─── Source material ───

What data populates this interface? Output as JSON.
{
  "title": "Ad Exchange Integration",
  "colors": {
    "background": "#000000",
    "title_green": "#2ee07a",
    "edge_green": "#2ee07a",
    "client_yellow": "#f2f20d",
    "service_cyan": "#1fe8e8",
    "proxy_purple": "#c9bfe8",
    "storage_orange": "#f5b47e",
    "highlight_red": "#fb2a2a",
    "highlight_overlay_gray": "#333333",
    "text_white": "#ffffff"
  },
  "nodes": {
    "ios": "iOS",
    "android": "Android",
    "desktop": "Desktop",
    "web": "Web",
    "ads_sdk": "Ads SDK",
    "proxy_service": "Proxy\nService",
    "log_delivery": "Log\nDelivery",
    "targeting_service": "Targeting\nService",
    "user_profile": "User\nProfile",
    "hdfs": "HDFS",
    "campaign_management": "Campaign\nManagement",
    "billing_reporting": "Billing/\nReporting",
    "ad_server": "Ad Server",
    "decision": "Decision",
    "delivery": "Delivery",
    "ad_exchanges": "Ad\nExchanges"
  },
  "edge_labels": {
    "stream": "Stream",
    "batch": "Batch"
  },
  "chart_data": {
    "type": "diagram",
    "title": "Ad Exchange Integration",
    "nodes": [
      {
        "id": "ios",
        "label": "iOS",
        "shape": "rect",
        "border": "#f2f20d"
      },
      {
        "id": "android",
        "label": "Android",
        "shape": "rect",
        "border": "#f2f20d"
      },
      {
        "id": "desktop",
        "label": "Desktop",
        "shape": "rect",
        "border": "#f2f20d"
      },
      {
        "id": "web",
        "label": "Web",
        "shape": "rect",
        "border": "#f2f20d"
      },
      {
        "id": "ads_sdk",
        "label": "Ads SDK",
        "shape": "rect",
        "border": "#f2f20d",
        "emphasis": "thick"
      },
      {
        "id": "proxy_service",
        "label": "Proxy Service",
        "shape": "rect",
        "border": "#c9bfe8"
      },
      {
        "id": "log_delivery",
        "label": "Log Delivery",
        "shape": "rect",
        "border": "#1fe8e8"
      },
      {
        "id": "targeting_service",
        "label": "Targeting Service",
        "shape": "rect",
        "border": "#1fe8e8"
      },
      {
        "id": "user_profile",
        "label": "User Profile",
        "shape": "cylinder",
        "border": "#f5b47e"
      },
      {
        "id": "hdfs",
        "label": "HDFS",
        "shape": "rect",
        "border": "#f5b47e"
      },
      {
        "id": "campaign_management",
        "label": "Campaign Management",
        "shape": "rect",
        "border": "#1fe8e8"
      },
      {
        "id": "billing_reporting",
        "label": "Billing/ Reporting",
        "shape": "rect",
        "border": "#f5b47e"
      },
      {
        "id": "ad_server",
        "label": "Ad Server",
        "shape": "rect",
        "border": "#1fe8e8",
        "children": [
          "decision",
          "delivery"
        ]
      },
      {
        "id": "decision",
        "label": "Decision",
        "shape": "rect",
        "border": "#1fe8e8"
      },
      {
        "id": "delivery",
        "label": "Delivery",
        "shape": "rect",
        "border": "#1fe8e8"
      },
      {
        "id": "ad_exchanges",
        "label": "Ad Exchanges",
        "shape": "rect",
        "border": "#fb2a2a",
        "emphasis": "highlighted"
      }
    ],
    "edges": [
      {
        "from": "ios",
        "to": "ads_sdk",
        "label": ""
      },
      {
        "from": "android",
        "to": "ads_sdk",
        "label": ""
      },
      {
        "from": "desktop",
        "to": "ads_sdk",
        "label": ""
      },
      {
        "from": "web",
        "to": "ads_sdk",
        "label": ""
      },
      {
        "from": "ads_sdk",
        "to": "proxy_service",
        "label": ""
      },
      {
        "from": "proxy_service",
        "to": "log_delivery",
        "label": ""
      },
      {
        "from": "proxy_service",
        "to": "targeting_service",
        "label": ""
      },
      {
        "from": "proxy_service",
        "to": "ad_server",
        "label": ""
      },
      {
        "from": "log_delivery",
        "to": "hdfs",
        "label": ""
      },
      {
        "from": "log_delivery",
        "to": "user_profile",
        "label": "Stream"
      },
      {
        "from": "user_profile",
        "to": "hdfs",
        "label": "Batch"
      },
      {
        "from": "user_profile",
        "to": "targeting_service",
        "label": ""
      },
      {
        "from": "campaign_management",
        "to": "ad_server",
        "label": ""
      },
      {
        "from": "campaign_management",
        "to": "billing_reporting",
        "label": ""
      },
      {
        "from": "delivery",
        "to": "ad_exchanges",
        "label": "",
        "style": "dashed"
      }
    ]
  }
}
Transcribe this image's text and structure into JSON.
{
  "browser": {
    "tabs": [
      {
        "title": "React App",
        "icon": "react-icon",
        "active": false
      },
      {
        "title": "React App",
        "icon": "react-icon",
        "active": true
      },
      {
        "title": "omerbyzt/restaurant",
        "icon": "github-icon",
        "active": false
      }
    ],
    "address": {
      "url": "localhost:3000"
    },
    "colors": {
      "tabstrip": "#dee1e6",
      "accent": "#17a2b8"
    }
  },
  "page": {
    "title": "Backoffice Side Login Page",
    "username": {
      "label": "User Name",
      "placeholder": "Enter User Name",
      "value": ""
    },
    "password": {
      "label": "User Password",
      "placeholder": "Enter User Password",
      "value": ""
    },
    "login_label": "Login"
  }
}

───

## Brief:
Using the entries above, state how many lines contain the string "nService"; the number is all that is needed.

## Completed task:
2